→ Activity: Return each line of the listing that follows in which the string "JSON" can be found.

** Extracted entries follows **

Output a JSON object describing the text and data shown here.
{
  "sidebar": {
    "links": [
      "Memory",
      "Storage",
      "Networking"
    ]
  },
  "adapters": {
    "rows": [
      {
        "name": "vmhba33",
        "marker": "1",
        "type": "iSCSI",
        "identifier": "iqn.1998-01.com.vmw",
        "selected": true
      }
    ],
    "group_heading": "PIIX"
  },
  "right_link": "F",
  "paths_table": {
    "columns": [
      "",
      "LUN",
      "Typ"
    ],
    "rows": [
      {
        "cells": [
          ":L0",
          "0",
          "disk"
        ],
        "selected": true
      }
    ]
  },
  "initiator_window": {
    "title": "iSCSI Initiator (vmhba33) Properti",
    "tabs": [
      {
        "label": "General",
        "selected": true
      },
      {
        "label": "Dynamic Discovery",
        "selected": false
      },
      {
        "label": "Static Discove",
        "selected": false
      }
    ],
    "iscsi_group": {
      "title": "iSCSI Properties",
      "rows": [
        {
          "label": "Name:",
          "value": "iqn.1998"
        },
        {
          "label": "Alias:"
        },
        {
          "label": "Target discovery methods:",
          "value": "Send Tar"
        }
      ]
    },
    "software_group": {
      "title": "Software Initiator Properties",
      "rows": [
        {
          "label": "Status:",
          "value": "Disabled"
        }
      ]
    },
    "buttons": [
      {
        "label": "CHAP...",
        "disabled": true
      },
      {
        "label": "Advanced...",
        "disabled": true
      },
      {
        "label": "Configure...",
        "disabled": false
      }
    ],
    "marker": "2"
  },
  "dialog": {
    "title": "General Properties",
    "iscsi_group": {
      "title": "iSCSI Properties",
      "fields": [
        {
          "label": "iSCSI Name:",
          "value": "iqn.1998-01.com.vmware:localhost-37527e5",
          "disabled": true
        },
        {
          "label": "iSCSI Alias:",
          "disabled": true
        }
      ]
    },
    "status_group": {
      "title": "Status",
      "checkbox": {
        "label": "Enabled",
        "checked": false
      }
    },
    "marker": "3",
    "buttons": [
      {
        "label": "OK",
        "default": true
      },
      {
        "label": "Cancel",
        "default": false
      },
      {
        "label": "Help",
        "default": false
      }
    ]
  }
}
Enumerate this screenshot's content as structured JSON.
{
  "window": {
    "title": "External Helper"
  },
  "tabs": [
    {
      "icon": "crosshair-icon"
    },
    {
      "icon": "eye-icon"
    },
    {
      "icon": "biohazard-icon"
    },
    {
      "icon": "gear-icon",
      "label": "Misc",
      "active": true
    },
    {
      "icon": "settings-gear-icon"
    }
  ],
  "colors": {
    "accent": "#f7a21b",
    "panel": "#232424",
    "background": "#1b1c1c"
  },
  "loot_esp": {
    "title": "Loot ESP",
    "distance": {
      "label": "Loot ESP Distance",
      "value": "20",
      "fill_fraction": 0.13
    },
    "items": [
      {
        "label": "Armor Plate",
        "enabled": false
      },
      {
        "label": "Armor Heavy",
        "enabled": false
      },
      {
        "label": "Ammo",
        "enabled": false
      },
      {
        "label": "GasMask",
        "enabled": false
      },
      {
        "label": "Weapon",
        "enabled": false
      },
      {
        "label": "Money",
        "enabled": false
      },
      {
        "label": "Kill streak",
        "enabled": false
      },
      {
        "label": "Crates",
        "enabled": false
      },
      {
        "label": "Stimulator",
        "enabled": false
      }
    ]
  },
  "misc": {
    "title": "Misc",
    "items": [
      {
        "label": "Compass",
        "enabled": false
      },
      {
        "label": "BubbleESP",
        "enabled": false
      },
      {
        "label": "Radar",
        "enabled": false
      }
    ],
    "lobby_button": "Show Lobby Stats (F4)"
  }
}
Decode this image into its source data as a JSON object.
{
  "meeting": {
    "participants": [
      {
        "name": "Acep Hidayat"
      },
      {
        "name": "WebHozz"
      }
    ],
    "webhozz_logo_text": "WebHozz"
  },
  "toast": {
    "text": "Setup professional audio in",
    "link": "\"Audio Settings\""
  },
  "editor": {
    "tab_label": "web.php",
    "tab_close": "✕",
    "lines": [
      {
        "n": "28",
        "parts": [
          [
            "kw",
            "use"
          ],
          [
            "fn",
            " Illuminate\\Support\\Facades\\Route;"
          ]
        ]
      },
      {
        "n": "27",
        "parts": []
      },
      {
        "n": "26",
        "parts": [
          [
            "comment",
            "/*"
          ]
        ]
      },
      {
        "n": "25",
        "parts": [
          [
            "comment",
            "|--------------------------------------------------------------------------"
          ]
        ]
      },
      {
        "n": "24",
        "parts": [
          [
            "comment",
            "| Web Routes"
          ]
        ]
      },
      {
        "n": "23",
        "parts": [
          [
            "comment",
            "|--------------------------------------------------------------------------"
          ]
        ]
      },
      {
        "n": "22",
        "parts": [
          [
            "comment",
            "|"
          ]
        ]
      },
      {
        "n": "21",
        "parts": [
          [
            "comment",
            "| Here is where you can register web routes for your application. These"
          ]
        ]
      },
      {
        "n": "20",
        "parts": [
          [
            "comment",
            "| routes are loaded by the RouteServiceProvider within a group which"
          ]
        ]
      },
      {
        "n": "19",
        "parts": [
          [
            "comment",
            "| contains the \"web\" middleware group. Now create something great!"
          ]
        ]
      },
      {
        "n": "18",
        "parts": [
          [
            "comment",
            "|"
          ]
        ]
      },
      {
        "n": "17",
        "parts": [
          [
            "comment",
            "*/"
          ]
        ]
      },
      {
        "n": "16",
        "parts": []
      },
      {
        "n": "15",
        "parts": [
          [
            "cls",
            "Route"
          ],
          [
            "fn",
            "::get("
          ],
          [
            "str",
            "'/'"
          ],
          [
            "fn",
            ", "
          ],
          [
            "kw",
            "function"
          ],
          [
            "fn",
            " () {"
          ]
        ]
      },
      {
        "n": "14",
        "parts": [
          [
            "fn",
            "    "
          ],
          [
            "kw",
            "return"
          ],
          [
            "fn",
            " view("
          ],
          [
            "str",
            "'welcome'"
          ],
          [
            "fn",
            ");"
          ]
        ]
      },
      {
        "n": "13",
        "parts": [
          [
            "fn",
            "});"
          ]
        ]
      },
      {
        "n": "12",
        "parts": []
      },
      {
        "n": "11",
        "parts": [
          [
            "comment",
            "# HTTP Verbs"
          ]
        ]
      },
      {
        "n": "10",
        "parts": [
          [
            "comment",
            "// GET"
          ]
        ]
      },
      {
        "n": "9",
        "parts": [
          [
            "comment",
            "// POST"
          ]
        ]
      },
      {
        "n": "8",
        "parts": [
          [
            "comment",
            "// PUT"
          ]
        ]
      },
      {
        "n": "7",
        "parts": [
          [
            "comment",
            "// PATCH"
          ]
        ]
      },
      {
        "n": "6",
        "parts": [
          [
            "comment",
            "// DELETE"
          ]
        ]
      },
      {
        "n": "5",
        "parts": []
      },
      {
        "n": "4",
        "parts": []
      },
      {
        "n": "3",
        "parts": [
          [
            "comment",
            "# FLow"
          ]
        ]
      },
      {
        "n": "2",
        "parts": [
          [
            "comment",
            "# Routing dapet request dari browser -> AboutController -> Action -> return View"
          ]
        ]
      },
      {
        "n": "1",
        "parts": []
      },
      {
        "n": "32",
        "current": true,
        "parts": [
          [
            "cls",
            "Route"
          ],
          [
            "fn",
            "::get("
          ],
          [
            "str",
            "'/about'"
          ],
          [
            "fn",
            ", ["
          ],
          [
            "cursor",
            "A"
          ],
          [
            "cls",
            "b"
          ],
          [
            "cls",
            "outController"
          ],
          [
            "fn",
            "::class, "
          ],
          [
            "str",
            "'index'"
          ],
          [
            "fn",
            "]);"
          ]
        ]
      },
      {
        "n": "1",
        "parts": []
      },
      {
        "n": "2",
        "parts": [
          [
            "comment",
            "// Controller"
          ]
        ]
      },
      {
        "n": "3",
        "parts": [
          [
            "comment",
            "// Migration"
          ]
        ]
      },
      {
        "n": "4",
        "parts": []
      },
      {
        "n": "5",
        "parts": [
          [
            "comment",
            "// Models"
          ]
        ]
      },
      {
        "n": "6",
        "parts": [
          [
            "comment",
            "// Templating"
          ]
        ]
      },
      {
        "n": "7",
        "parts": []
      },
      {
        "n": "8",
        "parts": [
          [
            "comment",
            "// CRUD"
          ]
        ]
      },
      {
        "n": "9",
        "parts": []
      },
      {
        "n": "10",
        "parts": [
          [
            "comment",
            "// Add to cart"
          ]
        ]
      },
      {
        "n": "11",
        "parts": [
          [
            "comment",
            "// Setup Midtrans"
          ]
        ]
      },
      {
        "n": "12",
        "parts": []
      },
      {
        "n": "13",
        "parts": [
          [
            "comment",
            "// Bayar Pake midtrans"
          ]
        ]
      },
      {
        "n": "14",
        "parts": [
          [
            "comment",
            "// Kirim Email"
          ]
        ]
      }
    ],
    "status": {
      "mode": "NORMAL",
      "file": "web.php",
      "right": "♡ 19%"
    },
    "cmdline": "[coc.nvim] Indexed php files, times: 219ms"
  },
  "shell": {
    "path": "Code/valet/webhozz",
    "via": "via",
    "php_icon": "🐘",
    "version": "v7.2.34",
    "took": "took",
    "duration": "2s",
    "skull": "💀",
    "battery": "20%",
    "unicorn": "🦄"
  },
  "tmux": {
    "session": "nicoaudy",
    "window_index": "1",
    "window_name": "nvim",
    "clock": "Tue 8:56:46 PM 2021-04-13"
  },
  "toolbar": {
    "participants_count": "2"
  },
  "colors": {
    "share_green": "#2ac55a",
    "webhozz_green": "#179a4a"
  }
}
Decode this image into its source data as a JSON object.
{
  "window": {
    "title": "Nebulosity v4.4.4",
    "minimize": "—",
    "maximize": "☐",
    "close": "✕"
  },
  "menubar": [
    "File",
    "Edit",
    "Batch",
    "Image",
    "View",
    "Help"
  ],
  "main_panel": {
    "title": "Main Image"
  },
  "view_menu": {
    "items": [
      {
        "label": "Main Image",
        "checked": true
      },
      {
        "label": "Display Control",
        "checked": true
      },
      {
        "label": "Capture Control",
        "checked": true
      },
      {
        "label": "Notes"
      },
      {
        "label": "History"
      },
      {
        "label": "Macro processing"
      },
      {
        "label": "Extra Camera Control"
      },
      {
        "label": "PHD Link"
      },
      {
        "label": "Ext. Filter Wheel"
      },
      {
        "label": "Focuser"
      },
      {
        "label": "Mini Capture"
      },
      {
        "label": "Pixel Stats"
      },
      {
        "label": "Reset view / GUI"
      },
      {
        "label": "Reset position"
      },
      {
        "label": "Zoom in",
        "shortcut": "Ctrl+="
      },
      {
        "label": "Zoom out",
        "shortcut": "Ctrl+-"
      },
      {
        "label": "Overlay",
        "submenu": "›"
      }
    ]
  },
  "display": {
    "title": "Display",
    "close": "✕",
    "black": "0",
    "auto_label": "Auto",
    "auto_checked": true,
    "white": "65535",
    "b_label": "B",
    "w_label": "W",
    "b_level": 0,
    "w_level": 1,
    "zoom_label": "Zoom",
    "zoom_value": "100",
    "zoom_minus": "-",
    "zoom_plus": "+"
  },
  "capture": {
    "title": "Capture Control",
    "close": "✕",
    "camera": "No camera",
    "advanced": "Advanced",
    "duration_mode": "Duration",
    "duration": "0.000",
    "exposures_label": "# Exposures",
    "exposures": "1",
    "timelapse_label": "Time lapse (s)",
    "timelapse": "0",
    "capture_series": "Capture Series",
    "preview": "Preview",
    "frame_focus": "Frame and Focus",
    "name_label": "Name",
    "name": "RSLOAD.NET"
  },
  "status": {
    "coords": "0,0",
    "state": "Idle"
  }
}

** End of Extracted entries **

→ Solved problem:
Output a JSON object describing the text and data shown here.
Enumerate this screenshot's content as structured JSON.
Decode this image into its source data as a JSON object.
Decode this image into its source data as a JSON object.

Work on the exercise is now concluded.